Each entry must be output once more without any change.

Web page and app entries
•••

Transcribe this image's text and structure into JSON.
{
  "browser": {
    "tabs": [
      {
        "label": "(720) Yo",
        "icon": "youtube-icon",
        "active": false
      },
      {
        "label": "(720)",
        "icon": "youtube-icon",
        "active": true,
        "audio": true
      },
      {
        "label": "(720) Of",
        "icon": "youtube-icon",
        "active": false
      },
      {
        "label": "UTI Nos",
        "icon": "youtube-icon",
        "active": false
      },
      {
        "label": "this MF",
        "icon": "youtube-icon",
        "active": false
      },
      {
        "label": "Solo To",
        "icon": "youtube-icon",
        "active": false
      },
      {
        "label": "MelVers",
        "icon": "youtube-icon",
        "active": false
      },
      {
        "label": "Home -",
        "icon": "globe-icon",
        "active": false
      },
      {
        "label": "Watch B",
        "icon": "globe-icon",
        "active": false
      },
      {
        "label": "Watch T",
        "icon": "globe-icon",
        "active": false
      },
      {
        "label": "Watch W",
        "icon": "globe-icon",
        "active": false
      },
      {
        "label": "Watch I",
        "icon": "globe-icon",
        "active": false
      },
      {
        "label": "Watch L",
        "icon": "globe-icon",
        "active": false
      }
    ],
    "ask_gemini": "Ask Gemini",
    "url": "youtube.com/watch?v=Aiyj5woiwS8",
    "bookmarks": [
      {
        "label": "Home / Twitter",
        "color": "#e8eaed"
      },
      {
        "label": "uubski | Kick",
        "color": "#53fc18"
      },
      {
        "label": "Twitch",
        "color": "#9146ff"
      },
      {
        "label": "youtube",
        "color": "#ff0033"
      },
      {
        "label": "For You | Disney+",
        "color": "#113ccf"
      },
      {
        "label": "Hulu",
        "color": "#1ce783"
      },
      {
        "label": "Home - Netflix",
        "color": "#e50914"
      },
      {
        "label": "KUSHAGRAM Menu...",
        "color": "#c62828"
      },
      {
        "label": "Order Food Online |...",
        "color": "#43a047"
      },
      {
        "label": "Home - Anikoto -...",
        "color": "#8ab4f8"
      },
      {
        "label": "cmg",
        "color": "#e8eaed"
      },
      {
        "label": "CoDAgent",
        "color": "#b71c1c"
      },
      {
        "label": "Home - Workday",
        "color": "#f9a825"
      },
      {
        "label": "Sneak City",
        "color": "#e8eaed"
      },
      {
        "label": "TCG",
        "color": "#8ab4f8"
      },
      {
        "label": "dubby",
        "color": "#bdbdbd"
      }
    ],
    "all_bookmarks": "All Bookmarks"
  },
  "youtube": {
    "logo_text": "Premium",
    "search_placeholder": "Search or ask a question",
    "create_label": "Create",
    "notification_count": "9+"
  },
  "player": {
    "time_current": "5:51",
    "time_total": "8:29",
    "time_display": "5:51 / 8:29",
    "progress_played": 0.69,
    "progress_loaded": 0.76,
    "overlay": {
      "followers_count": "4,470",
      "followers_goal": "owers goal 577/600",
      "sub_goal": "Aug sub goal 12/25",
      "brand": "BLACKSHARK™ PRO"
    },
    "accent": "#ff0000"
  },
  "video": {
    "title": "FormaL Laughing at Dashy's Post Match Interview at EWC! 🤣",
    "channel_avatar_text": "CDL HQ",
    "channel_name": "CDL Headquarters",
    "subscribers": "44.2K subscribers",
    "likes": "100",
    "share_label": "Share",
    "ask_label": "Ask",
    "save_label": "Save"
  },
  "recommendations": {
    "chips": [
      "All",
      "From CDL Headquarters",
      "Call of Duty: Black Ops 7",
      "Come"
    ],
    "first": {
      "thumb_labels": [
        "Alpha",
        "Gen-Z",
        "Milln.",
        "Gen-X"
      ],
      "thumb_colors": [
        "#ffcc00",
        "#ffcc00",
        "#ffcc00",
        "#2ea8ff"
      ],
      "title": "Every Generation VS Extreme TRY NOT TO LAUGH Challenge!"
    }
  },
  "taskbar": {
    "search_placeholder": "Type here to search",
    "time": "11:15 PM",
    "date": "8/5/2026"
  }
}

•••

» **RESULT FOR THIS TASK**:
Transcribe this image's text and structure into JSON.
{
  "browser": {
    "tabs": [
      {
        "label": "(720) Yo",
        "icon": "youtube-icon",
        "active": false
      },
      {
        "label": "(720)",
        "icon": "youtube-icon",
        "active": true,
        "audio": true
      },
      {
        "label": "(720) Of",
        "icon": "youtube-icon",
        "active": false
      },
      {
        "label": "UTI Nos",
        "icon": "youtube-icon",
        "active": false
      },
      {
        "label": "this MF",
        "icon": "youtube-icon",
        "active": false
      },
      {
        "label": "Solo To",
        "icon": "youtube-icon",
        "active": false
      },
      {
        "label": "MelVers",
        "icon": "youtube-icon",
        "active": false
      },
      {
        "label": "Home -",
        "icon": "globe-icon",
        "active": false
      },
      {
        "label": "Watch B",
        "icon": "globe-icon",
        "active": false
      },
      {
        "label": "Watch T",
        "icon": "globe-icon",
        "active": false
      },
      {
        "label": "Watch W",
        "icon": "globe-icon",
        "active": false
      },
      {
        "label": "Watch I",
        "icon": "globe-icon",
        "active": false
      },
      {
        "label": "Watch L",
        "icon": "globe-icon",
        "active": false
      }
    ],
    "ask_gemini": "Ask Gemini",
    "url": "youtube.com/watch?v=Aiyj5woiwS8",
    "bookmarks": [
      {
        "label": "Home / Twitter",
        "color": "#e8eaed"
      },
      {
        "label": "uubski | Kick",
        "color": "#53fc18"
      },
      {
        "label": "Twitch",
        "color": "#9146ff"
      },
      {
        "label": "youtube",
        "color": "#ff0033"
      },
      {
        "label": "For You | Disney+",
        "color": "#113ccf"
      },
      {
        "label": "Hulu",
        "color": "#1ce783"
      },
      {
        "label": "Home - Netflix",
        "color": "#e50914"
      },
      {
        "label": "KUSHAGRAM Menu...",
        "color": "#c62828"
      },
      {
        "label": "Order Food Online |...",
        "color": "#43a047"
      },
      {
        "label": "Home - Anikoto -...",
        "color": "#8ab4f8"
      },
      {
        "label": "cmg",
        "color": "#e8eaed"
      },
      {
        "label": "CoDAgent",
        "color": "#b71c1c"
      },
      {
        "label": "Home - Workday",
        "color": "#f9a825"
      },
      {
        "label": "Sneak City",
        "color": "#e8eaed"
      },
      {
        "label": "TCG",
        "color": "#8ab4f8"
      },
      {
        "label": "dubby",
        "color": "#bdbdbd"
      }
    ],
    "all_bookmarks": "All Bookmarks"
  },
  "youtube": {
    "logo_text": "Premium",
    "search_placeholder": "Search or ask a question",
    "create_label": "Create",
    "notification_count": "9+"
  },
  "player": {
    "time_current": "5:51",
    "time_total": "8:29",
    "time_display": "5:51 / 8:29",
    "progress_played": 0.69,
    "progress_loaded": 0.76,
    "overlay": {
      "followers_count": "4,470",
      "followers_goal": "owers goal 577/600",
      "sub_goal": "Aug sub goal 12/25",
      "brand": "BLACKSHARK™ PRO"
    },
    "accent": "#ff0000"
  },
  "video": {
    "title": "FormaL Laughing at Dashy's Post Match Interview at EWC! 🤣",
    "channel_avatar_text": "CDL HQ",
    "channel_name": "CDL Headquarters",
    "subscribers": "44.2K subscribers",
    "likes": "100",
    "share_label": "Share",
    "ask_label": "Ask",
    "save_label": "Save"
  },
  "recommendations": {
    "chips": [
      "All",
      "From CDL Headquarters",
      "Call of Duty: Black Ops 7",
      "Come"
    ],
    "first": {
      "thumb_labels": [
        "Alpha",
        "Gen-Z",
        "Milln.",
        "Gen-X"
      ],
      "thumb_colors": [
        "#ffcc00",
        "#ffcc00",
        "#ffcc00",
        "#2ea8ff"
      ],
      "title": "Every Generation VS Extreme TRY NOT TO LAUGH Challenge!"
    }
  },
  "taskbar": {
    "search_placeholder": "Type here to search",
    "time": "11:15 PM",
    "date": "8/5/2026"
  }
}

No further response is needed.